((

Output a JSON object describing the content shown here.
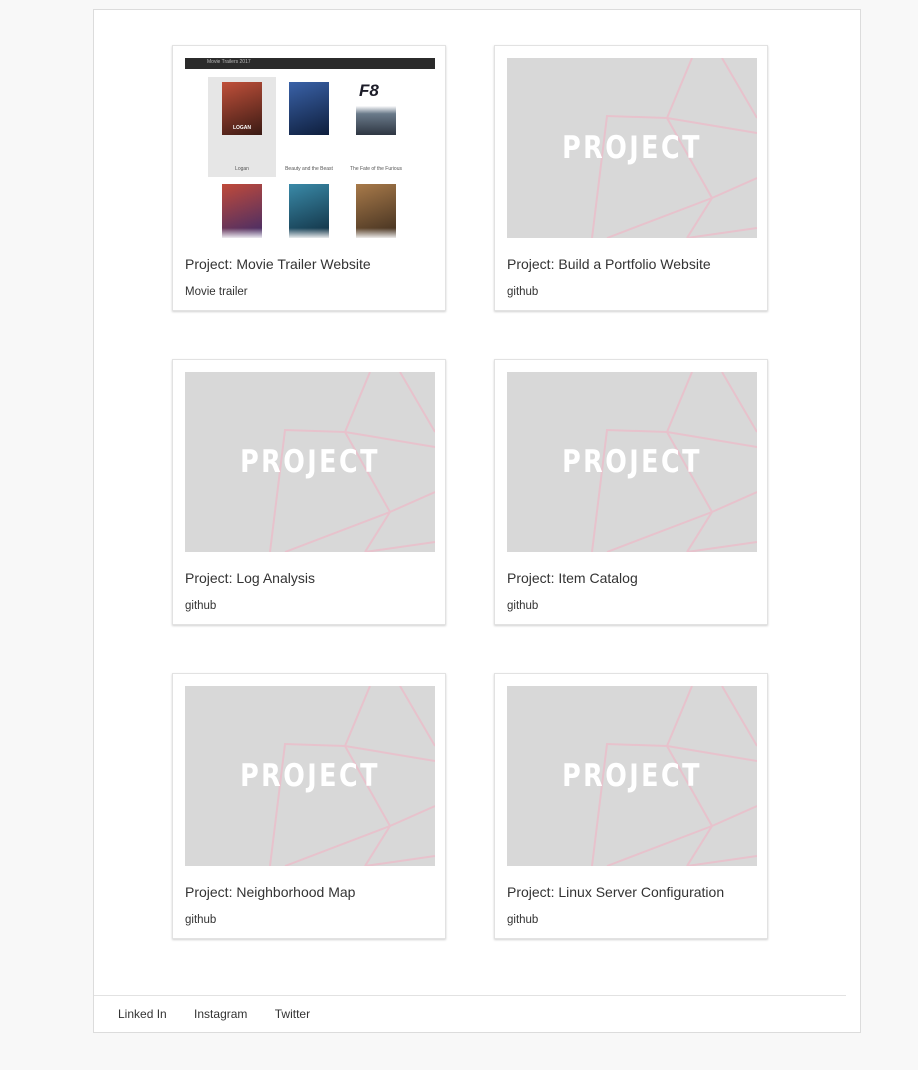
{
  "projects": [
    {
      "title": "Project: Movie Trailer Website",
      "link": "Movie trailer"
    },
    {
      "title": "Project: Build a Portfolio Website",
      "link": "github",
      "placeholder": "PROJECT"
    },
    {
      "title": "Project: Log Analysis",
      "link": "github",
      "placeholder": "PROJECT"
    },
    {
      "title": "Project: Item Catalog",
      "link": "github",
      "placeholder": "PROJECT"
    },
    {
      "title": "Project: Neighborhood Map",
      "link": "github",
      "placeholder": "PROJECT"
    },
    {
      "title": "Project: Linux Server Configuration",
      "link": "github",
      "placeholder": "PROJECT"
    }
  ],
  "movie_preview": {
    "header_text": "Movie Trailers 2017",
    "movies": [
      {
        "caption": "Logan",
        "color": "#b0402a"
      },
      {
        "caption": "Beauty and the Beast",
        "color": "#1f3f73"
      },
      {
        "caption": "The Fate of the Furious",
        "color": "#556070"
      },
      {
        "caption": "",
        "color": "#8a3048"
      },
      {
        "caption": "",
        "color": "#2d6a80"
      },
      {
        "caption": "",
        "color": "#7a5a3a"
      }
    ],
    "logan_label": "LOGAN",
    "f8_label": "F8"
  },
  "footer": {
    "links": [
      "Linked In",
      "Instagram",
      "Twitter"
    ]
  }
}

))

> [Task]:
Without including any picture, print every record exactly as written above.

> [Response to the task]:
Output a JSON object describing the content shown here.
{
  "projects": [
    {
      "title": "Project: Movie Trailer Website",
      "link": "Movie trailer"
    },
    {
      "title": "Project: Build a Portfolio Website",
      "link": "github",
      "placeholder": "PROJECT"
    },
    {
      "title": "Project: Log Analysis",
      "link": "github",
      "placeholder": "PROJECT"
    },
    {
      "title": "Project: Item Catalog",
      "link": "github",
      "placeholder": "PROJECT"
    },
    {
      "title": "Project: Neighborhood Map",
      "link": "github",
      "placeholder": "PROJECT"
    },
    {
      "title": "Project: Linux Server Configuration",
      "link": "github",
      "placeholder": "PROJECT"
    }
  ],
  "movie_preview": {
    "header_text": "Movie Trailers 2017",
    "movies": [
      {
        "caption": "Logan",
        "color": "#b0402a"
      },
      {
        "caption": "Beauty and the Beast",
        "color": "#1f3f73"
      },
      {
        "caption": "The Fate of the Furious",
        "color": "#556070"
      },
      {
        "caption": "",
        "color": "#8a3048"
      },
      {
        "caption": "",
        "color": "#2d6a80"
      },
      {
        "caption": "",
        "color": "#7a5a3a"
      }
    ],
    "logan_label": "LOGAN",
    "f8_label": "F8"
  },
  "footer": {
    "links": [
      "Linked In",
      "Instagram",
      "Twitter"
    ]
  }
}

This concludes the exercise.